* [INSTRUCTIONS TO FOLLOW] Below are the records; count how many of their lines carry "得意先名" and give only the number.

----------------------------------------

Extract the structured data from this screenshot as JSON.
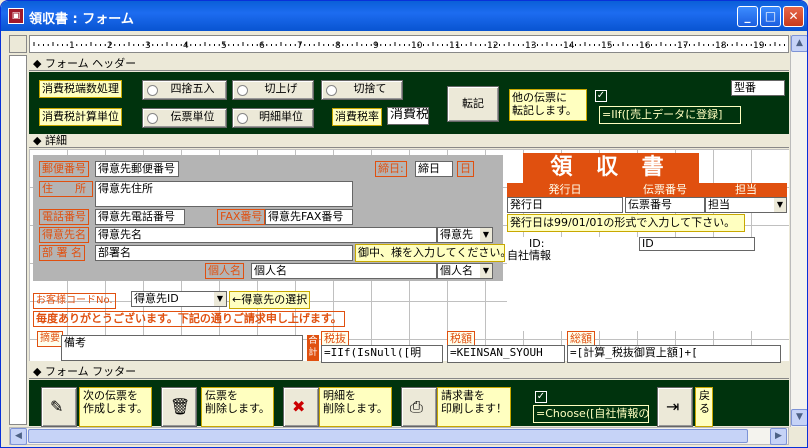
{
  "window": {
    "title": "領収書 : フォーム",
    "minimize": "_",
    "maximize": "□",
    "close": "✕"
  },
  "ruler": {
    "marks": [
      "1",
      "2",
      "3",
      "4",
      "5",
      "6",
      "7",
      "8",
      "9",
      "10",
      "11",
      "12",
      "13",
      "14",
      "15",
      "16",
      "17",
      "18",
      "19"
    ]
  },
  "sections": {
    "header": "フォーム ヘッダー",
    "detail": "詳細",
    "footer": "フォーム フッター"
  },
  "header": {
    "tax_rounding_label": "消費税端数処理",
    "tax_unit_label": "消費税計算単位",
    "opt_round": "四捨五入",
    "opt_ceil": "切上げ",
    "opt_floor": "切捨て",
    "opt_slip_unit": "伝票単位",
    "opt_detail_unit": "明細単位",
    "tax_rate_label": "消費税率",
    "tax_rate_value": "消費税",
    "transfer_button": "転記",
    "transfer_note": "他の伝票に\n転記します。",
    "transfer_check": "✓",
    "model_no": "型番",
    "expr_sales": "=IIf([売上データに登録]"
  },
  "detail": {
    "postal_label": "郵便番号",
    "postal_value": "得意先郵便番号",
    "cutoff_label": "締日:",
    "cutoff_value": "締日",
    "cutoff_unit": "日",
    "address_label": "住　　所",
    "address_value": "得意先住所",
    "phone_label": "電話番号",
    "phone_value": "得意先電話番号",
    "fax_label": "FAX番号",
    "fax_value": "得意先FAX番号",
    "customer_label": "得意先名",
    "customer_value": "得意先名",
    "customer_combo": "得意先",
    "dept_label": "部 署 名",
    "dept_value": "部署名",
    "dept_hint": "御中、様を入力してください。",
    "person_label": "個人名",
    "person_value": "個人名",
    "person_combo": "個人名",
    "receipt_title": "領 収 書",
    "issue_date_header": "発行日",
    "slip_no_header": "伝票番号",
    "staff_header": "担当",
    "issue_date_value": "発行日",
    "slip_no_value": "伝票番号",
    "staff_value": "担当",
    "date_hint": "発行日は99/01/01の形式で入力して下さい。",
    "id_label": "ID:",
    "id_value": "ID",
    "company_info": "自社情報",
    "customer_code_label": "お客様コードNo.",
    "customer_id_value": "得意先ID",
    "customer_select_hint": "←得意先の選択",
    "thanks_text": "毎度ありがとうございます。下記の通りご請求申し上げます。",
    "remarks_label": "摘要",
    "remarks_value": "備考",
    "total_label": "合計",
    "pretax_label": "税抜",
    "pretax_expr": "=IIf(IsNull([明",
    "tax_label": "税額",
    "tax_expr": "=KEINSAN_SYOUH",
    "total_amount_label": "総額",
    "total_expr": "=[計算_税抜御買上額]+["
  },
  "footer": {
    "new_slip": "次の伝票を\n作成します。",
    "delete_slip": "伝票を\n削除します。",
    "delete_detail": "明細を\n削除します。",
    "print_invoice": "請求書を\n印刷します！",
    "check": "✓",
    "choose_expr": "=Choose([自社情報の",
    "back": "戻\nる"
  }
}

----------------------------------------

* [RESPONSE TO THE TASK] 2